# [Prompt]
Looking through the entries, count each line where the string "true" occurs, and write only the total.

# [Exercise material]
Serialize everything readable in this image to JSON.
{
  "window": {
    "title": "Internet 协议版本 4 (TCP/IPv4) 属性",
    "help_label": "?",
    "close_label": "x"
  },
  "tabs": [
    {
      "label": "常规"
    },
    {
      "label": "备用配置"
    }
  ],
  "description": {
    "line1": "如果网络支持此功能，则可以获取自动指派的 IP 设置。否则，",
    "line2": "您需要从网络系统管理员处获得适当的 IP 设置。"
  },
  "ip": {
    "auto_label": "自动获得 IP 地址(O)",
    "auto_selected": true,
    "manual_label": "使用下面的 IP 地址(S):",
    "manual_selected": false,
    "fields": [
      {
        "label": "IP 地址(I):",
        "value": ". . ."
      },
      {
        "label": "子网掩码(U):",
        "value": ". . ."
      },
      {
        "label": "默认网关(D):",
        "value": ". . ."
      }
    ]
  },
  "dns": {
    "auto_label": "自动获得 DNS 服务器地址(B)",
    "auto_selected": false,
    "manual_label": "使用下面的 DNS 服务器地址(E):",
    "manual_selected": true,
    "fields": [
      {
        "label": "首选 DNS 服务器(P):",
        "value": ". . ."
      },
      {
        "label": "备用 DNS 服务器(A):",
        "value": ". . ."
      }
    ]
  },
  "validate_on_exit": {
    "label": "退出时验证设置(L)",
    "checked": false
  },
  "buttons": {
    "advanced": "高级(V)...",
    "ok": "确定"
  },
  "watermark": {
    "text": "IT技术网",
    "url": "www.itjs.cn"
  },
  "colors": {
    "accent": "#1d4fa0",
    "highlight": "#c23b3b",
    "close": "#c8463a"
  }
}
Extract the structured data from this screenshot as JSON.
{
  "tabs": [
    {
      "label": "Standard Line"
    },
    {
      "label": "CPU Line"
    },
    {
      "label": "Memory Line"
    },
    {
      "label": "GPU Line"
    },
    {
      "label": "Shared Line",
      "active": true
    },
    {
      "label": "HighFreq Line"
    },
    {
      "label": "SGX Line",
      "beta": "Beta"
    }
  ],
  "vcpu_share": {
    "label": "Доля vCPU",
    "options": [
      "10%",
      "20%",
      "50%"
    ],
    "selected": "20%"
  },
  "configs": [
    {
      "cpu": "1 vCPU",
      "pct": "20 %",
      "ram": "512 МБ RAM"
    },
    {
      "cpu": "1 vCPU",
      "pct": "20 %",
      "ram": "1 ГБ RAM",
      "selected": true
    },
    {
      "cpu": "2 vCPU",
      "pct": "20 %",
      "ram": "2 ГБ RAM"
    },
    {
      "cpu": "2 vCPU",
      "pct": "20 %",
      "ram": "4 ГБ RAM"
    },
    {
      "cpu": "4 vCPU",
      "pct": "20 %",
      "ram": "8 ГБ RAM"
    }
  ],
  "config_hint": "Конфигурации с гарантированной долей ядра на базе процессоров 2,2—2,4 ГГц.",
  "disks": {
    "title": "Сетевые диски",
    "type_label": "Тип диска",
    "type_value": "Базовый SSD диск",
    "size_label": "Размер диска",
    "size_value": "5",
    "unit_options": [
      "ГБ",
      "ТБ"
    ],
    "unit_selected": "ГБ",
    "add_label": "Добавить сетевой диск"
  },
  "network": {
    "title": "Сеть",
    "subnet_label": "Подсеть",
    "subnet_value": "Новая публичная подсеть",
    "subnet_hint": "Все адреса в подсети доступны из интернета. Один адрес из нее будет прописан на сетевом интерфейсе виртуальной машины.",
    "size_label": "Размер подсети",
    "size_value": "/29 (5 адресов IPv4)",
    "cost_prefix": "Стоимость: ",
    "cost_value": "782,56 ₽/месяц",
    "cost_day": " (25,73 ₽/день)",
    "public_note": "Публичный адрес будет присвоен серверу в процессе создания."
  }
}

# [Expected answer]
4